** How to complete this task **
Lines with "background": please show every one of them from the listing below.

::: Data provided :::

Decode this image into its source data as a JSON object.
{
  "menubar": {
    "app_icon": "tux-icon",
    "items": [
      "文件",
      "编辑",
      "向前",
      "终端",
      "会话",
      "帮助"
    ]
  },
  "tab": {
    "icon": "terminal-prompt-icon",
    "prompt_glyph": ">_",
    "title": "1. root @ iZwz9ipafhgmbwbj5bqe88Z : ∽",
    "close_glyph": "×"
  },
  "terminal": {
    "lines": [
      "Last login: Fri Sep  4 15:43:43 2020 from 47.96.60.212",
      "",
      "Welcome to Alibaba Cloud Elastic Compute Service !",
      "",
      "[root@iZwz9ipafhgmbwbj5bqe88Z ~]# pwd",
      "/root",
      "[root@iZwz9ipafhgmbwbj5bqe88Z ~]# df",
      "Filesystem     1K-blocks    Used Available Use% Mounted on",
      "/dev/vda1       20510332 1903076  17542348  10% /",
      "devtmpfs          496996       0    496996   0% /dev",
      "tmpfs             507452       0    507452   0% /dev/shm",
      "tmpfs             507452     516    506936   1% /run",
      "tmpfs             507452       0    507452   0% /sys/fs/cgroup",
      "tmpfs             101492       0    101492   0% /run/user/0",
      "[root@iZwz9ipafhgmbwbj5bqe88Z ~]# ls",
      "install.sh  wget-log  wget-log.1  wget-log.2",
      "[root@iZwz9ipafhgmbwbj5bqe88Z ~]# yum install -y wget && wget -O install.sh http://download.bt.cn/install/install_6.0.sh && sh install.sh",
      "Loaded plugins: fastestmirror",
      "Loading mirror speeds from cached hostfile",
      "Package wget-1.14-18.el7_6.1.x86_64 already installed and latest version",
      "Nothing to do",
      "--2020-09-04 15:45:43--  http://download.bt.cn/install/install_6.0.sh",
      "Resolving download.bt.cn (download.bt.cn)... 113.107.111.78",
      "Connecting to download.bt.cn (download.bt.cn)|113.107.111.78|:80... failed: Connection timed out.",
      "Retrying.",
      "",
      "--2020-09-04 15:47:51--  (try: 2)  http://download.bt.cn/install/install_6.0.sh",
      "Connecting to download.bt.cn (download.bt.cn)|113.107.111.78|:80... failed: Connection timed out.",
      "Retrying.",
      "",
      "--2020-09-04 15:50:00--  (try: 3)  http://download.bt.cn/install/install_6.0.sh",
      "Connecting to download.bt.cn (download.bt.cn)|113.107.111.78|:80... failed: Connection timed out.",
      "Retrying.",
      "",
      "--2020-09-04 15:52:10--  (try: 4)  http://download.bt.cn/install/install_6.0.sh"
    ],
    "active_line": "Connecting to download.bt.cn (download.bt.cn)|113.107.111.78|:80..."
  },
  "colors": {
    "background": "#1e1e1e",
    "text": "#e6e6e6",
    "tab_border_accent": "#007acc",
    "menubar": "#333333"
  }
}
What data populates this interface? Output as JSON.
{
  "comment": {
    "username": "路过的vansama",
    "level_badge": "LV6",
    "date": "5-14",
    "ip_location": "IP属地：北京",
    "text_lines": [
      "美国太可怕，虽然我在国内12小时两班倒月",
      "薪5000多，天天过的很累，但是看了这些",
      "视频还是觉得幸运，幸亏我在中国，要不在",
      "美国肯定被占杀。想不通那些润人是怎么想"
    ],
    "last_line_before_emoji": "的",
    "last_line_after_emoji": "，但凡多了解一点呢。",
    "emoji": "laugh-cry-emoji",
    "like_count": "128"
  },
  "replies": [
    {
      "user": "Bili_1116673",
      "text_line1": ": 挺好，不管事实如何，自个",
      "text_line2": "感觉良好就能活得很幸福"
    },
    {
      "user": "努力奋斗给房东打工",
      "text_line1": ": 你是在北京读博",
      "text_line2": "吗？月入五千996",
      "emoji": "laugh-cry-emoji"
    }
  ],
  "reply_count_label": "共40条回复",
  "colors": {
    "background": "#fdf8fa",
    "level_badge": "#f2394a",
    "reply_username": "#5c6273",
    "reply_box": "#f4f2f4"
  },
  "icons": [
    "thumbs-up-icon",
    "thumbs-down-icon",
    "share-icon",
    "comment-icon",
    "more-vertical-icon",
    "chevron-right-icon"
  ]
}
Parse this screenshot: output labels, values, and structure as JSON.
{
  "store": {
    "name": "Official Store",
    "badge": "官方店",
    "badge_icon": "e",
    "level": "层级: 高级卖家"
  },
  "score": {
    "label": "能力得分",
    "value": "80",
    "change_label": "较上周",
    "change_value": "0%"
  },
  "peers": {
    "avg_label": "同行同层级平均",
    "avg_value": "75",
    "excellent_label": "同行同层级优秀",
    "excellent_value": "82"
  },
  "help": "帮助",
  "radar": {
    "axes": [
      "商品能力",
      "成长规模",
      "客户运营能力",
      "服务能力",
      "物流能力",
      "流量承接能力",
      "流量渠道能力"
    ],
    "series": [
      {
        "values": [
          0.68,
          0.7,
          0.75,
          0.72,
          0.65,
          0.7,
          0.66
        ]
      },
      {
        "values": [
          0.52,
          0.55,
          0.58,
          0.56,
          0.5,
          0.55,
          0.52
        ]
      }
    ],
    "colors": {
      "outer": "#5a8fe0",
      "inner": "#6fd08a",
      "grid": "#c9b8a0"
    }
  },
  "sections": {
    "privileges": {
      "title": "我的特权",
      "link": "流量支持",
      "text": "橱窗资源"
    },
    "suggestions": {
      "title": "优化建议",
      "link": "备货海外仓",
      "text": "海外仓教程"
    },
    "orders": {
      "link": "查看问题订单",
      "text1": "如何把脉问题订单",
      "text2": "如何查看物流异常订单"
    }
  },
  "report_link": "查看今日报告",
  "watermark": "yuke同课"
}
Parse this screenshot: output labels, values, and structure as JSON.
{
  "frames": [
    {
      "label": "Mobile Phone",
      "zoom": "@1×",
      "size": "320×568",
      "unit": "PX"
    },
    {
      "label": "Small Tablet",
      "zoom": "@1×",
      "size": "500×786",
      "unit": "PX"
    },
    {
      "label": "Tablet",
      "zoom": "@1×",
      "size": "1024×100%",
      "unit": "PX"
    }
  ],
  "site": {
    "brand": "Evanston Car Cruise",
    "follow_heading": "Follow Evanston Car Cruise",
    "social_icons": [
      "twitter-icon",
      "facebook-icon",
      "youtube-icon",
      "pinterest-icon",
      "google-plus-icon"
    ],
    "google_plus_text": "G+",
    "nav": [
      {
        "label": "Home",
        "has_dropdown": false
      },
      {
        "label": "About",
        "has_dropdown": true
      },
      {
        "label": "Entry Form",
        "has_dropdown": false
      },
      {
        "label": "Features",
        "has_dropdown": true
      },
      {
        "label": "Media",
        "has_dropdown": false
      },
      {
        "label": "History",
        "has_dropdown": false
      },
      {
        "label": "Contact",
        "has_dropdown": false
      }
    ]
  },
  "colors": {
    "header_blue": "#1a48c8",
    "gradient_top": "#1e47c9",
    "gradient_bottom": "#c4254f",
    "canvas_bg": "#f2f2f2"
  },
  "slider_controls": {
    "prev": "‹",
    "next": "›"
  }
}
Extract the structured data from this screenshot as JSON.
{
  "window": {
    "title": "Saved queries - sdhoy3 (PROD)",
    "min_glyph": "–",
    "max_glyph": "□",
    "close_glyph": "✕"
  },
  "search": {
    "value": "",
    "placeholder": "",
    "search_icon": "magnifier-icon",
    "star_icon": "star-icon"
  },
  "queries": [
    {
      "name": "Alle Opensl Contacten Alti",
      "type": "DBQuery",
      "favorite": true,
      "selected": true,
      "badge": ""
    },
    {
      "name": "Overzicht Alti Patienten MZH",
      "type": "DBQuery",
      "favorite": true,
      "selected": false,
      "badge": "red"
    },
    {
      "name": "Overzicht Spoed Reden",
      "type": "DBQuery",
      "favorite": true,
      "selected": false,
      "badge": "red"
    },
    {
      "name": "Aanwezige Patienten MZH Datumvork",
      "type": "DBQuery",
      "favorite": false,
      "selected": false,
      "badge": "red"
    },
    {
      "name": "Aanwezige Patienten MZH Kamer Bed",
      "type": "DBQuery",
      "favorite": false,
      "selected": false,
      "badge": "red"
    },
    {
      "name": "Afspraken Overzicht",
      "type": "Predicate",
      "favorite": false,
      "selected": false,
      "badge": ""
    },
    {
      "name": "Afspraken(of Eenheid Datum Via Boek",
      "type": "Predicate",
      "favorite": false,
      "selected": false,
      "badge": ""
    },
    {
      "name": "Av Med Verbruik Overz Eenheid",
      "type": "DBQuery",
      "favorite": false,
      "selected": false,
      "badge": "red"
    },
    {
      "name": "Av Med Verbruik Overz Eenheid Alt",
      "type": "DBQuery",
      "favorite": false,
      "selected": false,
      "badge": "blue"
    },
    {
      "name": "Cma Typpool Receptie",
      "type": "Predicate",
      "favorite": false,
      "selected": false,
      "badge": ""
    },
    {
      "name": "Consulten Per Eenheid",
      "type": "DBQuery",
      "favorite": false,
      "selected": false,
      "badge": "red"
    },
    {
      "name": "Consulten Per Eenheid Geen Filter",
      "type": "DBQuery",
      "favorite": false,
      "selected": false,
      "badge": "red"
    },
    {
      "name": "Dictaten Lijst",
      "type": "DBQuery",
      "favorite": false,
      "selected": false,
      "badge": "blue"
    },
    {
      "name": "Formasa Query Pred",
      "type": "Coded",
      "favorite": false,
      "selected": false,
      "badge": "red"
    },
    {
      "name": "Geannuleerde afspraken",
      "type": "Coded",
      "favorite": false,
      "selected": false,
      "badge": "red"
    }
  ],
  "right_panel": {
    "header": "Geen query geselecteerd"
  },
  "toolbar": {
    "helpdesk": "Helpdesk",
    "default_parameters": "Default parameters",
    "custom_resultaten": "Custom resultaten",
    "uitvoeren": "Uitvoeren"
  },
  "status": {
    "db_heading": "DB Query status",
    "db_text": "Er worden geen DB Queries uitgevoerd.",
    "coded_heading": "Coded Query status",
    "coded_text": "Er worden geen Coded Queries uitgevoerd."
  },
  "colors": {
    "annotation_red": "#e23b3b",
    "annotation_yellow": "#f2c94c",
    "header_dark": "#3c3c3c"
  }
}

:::

** Solution for this problem **
    "background": "#1e1e1e",
    "background": "#fdf8fa",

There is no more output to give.